WHAT IT IS
- On January 31, President Trump nominated federal judge Neil Gorsuch to fill the vacancy on the Supreme Court, a position previously held by Justice Antonin Scalia
- Senate Republicans blocked President Obama’s nominee, Merrick Garland
- Neil Gorsuch has served as a federal judge since his nomination by President George W. Bush in 2006
- Gorsuch has served as a federal judge since his nomination by President George W. Bush in 2006
- Gorsuch is considered to be a staunch conservative and “constitutional originalist”
WHY IT MATTERS
The Supreme Court is a lifetime appointment, with Gorsuch being 49 years-old.
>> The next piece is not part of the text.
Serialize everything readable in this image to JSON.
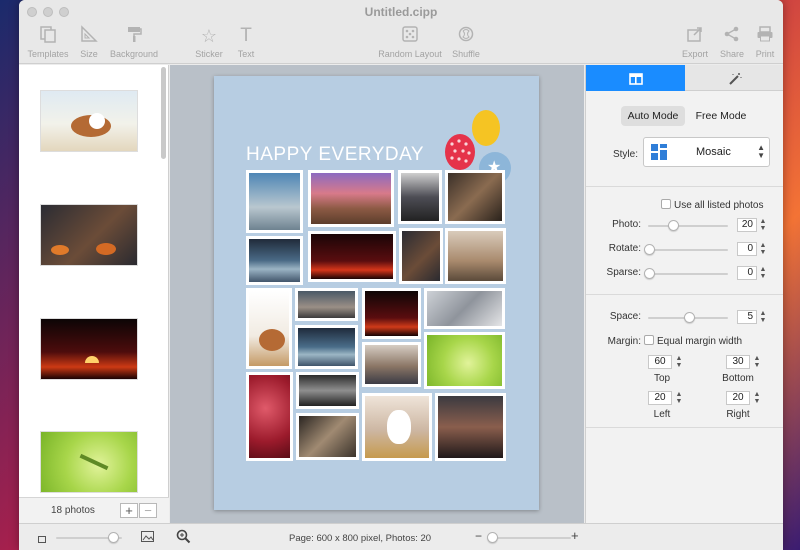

Whoever fills a seat on the bench will have an impact on law and society for decades. Anyone over the age of 20 can expect to live with the decisions of whoever the next Supreme Court justice is for most of their adult life. Several recent political events, such as the legalization of gay marriage, allowance for the Affordable Care Act, lifting of campaign finance regulations, were all decided by the Supreme Court.
WHERE WE ARE NOW
- The Supreme Court is a majority voted from the Senate, which is Republican majority
- Democrats can filibuster the proceedings with only 40 members. Democrats currently have 46 Senators, with 2 political independents who caucus with them.
- President Trump has urged Senator Majority Leader Mitch McConnell (R-KY) to “go nuclear” and get rid of the filibuster rule if needed
- Some Democratic Senators are preparing for obstructionist efforts.
- Next Supreme Court session begins February 21.
SOMETHING TO THINK ABOUT
- Will Democrats retaliate against Republicans for their treatment of Garland? What would this mean for our democracy?
- How will Gorsuch fare against Senate examination during the confirmation process?
- Should the Supreme Court continue with the same representation of ideology?
- Will Senate Republicans remove the filibuster rule?